App and web page records
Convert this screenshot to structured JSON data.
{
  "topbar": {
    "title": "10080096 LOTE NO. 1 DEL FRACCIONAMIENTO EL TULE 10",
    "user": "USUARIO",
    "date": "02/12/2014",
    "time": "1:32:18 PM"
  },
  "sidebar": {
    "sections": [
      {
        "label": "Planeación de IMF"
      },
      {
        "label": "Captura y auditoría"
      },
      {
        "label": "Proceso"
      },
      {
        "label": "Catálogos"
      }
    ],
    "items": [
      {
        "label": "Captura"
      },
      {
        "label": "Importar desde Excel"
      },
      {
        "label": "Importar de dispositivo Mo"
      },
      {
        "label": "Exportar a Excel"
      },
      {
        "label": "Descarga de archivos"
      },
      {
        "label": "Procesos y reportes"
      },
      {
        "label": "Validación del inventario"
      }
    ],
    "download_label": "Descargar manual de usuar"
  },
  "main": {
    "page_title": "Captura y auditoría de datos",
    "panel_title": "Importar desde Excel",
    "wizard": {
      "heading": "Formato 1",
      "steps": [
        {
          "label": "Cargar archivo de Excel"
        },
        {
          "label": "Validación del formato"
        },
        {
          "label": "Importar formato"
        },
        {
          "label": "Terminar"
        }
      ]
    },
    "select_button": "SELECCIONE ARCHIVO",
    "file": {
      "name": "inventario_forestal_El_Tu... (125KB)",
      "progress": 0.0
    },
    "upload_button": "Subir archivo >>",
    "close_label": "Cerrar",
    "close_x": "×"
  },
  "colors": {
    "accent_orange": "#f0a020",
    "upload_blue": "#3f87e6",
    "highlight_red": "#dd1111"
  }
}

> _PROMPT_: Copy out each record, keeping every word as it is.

> _COMPLETED TASK_:
Convert this screenshot to structured JSON data.
{
  "topbar": {
    "title": "10080096 LOTE NO. 1 DEL FRACCIONAMIENTO EL TULE 10",
    "user": "USUARIO",
    "date": "02/12/2014",
    "time": "1:32:18 PM"
  },
  "sidebar": {
    "sections": [
      {
        "label": "Planeación de IMF"
      },
      {
        "label": "Captura y auditoría"
      },
      {
        "label": "Proceso"
      },
      {
        "label": "Catálogos"
      }
    ],
    "items": [
      {
        "label": "Captura"
      },
      {
        "label": "Importar desde Excel"
      },
      {
        "label": "Importar de dispositivo Mo"
      },
      {
        "label": "Exportar a Excel"
      },
      {
        "label": "Descarga de archivos"
      },
      {
        "label": "Procesos y reportes"
      },
      {
        "label": "Validación del inventario"
      }
    ],
    "download_label": "Descargar manual de usuar"
  },
  "main": {
    "page_title": "Captura y auditoría de datos",
    "panel_title": "Importar desde Excel",
    "wizard": {
      "heading": "Formato 1",
      "steps": [
        {
          "label": "Cargar archivo de Excel"
        },
        {
          "label": "Validación del formato"
        },
        {
          "label": "Importar formato"
        },
        {
          "label": "Terminar"
        }
      ]
    },
    "select_button": "SELECCIONE ARCHIVO",
    "file": {
      "name": "inventario_forestal_El_Tu... (125KB)",
      "progress": 0.0
    },
    "upload_button": "Subir archivo >>",
    "close_label": "Cerrar",
    "close_x": "×"
  },
  "colors": {
    "accent_orange": "#f0a020",
    "upload_blue": "#3f87e6",
    "highlight_red": "#dd1111"
  }
}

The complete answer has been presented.